*** RECORDS FOR THE TASK Section Begins ***

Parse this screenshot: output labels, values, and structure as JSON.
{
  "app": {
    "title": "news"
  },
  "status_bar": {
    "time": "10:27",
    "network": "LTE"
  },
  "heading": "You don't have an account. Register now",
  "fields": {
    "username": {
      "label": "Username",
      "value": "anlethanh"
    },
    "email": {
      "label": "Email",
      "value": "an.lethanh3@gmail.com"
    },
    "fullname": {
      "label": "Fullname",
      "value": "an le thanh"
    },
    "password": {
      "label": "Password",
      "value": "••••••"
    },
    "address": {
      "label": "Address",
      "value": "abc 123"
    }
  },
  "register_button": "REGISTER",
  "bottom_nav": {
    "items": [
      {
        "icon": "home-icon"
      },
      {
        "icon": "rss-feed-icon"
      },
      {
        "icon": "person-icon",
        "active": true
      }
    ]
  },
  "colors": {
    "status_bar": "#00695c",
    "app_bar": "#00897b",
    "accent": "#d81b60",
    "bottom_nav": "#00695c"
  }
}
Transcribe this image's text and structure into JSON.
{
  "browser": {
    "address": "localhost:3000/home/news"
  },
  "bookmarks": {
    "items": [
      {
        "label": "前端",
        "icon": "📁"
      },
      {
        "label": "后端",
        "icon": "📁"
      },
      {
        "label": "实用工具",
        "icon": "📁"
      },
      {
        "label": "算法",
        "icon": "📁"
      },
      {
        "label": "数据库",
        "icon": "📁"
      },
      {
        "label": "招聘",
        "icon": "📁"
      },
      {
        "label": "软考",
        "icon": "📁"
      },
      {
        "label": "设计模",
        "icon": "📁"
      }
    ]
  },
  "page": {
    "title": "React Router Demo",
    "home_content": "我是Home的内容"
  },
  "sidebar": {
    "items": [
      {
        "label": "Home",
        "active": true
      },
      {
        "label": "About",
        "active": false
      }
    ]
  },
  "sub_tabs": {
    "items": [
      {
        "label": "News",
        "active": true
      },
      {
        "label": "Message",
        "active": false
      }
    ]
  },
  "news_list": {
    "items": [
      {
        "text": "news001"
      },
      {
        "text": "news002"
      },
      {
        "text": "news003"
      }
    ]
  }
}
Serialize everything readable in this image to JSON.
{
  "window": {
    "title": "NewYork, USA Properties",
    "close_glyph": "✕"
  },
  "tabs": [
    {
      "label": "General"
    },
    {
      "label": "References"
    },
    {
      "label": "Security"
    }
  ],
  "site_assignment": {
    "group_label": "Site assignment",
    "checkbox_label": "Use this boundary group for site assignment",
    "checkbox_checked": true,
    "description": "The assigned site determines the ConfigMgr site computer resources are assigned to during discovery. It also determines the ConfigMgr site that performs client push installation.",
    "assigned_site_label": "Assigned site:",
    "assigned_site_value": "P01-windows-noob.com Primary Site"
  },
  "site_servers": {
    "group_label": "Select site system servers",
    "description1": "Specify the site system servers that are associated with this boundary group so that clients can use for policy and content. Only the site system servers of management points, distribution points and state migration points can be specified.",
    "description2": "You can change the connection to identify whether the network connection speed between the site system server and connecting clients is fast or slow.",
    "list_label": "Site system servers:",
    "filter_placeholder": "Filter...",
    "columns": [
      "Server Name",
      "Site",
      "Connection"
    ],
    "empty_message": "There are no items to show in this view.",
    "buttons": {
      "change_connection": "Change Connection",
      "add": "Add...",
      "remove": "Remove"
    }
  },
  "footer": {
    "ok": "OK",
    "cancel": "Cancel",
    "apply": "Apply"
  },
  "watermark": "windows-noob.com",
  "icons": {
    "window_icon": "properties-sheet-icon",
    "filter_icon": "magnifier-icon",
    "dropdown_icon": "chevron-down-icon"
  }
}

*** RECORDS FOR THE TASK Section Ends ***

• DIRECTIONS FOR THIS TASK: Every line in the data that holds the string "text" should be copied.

• TASK RESPONSE:
Transcribe this image's text and structure into JSON.
        "text": "news001"
        "text": "news002"
        "text": "news003"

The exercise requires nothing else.